We crossed the river. The ascent to the ridge on the opposite bank proved to be as marshy as the valley.

Even in comparatively steep places the thick willow bushes grew among moss hillocks with black water in between. We had to walk on those hillocks though they trembled like jelly as soon as one stepped on them.

There were low white clouds overhead. The sun was trying to come through; one part of the sky began to look lighter than the rest. We stopped and eagerly waited for the sun to come out.

It showed itself, a flat red disk without any rays, and in a minute or two disappeared again without a trace. We could see for the moment where the west was, but it was doubtful if we could keep on walking in the right direction because the wide valley stretched into the distance, winding all the way.

At first we walked fairly cheerfully, hoping that the sun would come out again. We were fearfully thirsty. We had been tramping for five hours without food or drink or rest through swampy ground, rising steeply uphill. We did not feel like eating sugar or bacon. It would have been nice to have some mushrooms but so far the boy comforted himself by merely pointing to their pretty red caps that were showing everywhere in the white moss. When he found one growing in his path he stroked it and whispered something to it affectionately. In this alien wild expanse mushrooms that he had gathered as a small child seemed like old friends to him.

The sun did not come out. The sky was a uniform white. It was impossible to trace the course of the river that lost itself in the swamps; the ridge that we had seen from the distance disappeared behind the nearer hills; we could not tell whether the slope that we were climbing had imperceptibly led us in the wrong direction.

I was feeling so wretched that I was afraid to go near the others. It was I who had ruined them by losing the compass. I was suffering agonies of remorse.

Where were we to go now, when there was no sun to guide us?

My husband was hesitating: he led us sometimes uphill as though hoping to see something in the distance, sometimes came lower, wondering if he could hear the sound of the river which apparently turned to the south.

At last he took one more look at the sky. The clouds had come still lower and crept over the tops of the fir trees, scattering tiniest drops of moisture over us.

"We cannot go on." he said. "It's comparatively dry here. Wait for me, I'll go and find a place to camp in."

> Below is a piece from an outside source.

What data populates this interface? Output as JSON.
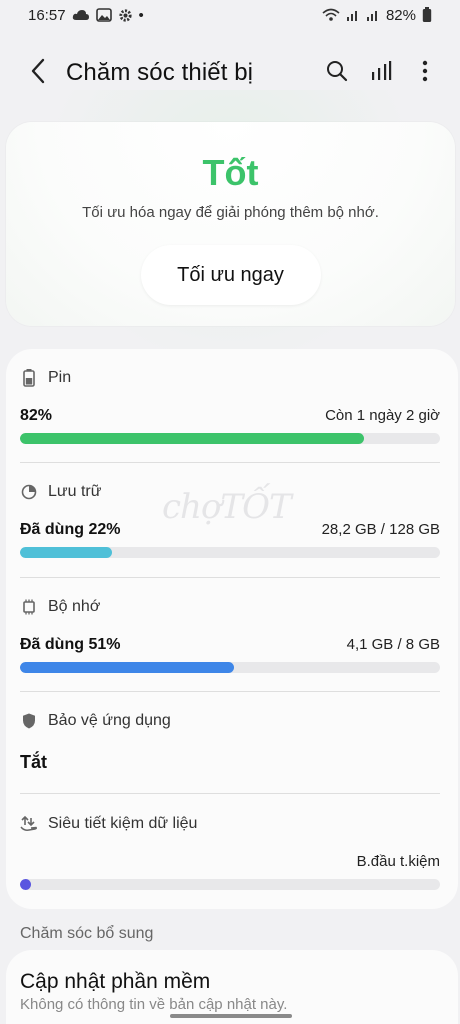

He soon found a good fir-tree. It was in a lovely spot: fluffy white moss covered the ground, tiny bushes of whortleberry with big bluish berries looked like an embroidery on it; the red-capped mushrooms were big as in fairy books; the magnificent fir-trees had a silvery sheen on their soft green needles. Our fir-tree was so exactly like the others and had such thick spreading branches that we could not be seen under it at a distance of ten paces. The ground underneath, soft with the fallen needles, was dry and smooth, and the place looked remarkably cozy.

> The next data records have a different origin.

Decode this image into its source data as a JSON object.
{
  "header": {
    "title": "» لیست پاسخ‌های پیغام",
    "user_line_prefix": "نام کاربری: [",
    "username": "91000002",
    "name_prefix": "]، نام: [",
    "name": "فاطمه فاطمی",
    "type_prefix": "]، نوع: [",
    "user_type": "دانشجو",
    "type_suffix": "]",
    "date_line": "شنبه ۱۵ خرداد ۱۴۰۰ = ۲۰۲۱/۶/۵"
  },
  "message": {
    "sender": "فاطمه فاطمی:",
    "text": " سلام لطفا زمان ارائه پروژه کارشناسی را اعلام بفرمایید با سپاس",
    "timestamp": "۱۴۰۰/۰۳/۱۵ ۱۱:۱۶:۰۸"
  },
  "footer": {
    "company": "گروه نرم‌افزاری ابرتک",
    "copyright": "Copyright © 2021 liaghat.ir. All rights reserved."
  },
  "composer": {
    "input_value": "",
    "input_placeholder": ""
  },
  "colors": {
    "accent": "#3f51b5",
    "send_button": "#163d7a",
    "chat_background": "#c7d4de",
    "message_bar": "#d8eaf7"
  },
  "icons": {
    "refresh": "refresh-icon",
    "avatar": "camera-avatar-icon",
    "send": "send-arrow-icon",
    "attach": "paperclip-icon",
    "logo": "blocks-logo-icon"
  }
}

The child cheered up at once and chattered away:

"Daddy, it's a good thing we stopped, isn't it? We've come a good way to-day. And the rest will do my foot good, won't it? Perhaps it will get quite well. Don't you think it might?"

"Yes, dear, certainly. But I wonder if I shall find any water here. And if we go lower down we shall be in a swamp again."

"No, don't let us go into a swamp. We can manage without water. I am not a bit thirsty, I was eating whortleberries, they are quite wet and the drops on them taste awfully good. I'll pick some for you, mother. You go to sleep, and I'll go and get some presently."

I lay down, covering my head with the faithful mackintosh, and the father and the son began a long, friendly conversation, sitting very close to each other.

His father was telling him about his own happy childhood, about journeys by train and by steamer, and the good things one could get to eat at the stations. Then he told him of his expeditions in the mountains, of how he had learned to find his way by the sun and the trees.

"Daddy, but the sun hasn't come out yet." I heard the boy's voice.

"No, dear, it won't to-day. It will soon be evening, anyhow."

"And if there is no sun to-morrow either, what shall we do?"

"We'll stay here, under the fir-tree."